The list of skills gift officers must possess is a long one. However, one of the significant traits that separate the great gift officers from the rest is intellectual curiosity.
Gift officers who possess a genuine interest in world affairs, the arts and culture, sports, science, social theory, and medicine will be able to use their knowledge and curiosity to drive success with donors. Additionally, gift officers will find a greater sense of place in the institutions they serve, with faculty, physicians, and others seeking them out with new ideas. Intellectual curiosity becomes its own virtuous cycle.
When I worked as a gift officer and led fundraising teams, I often found that conversations with faculty members or physicians after a lecture allowed me to connect in a significant way with donors. Ultimately, those lectures and conversations – and the knowledge I acquired from them – often planted a seed that led to a gift or at the very least advanced a relationship. The more donors see us as extensions of the institutions we serve, the more credibility we gain and the more effective we become.
Example: Several years ago, I was working with an individual with significant capacity. He was interested enough in the institution I served to meet with the president and me several times, but we were not getting anywhere “pitching” him on our routine list of priorities. What became clear was this: These were our interests, not his. This man ran a successful packaging company, and over a dinner conversation, he expressed his frustration that in developing countries, disaster-relief packages too rarely reach the people in need. It happened that two weeks earlier, I attended a faculty member’s lecture on research and practice on this topic. That serendipity enabled me to discuss the university’s work in exactly the area of this prospective donor’s passion.

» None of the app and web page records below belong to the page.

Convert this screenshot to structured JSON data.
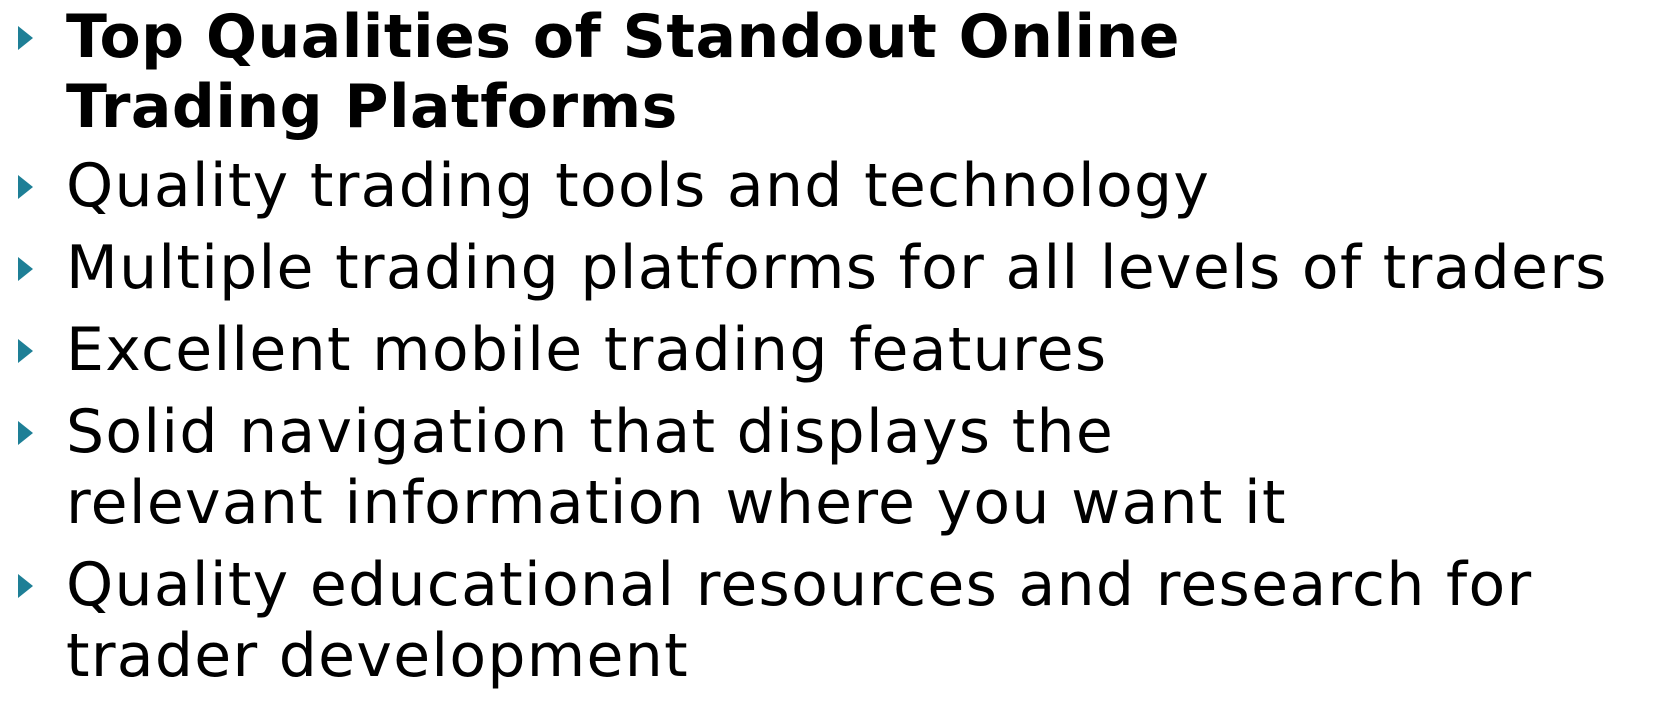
{
  "slide": {
    "bullet_icon": "triangle-right-icon",
    "bullet_color": "#1e7f96",
    "items": [
      {
        "text": "Top Qualities of Standout Online Trading Platforms",
        "bold": true
      },
      {
        "text": "Quality trading tools and technology"
      },
      {
        "text": "Multiple trading platforms for all levels of traders"
      },
      {
        "text": "Excellent mobile trading features"
      },
      {
        "text": "Solid navigation that displays the relevant information where you want it"
      },
      {
        "text": "Quality educational resources and research for trader development"
      }
    ]
  }
}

The dinner conversation led to a meeting between that faculty member and donor, and several million dollars later, our university had an institute devoted to improving the logistics of disaster relief.
Without question, this successful outcome had a great deal to do with the expertise of the faculty member and the chemistry between her and the donor. But the bottom line is that when gift officers are doing their jobs well, they are seamless conduits between the institution’s mission and the donor’s interests. The more gift officers know about the very fabric of the institution, and the mission-driven work that occurs there, the more successful they will be.
I believe intellectual curiosity comes naturally to most gift officers, but there are tactics to ensure you are keeping up. Read broadly, set a goal of attending a certain number of lectures and performances each month, pursue your own interests – whatever they may be – deeply, and ask questions. The results will not only be personally enriching, but also professionally satisfying.
Join Joe for his free half-hour webinar on “Creating a Sense of Urgency for Donors,” a timely topic with the fiscal year close upon us all, on Thursday, May 12, at 12:30 pm EDT, or on Friday, May 13, at 12:30 p.m. PDT for our West Coast followers. Register now!
Joe Kender serves as the Senior Vice President of GG+A’s Training and Coaching practice area. He has more than 28 years of leadership experience in development and fundraising, alumni relations, and advancement in higher education. He can be reached at email@example.com.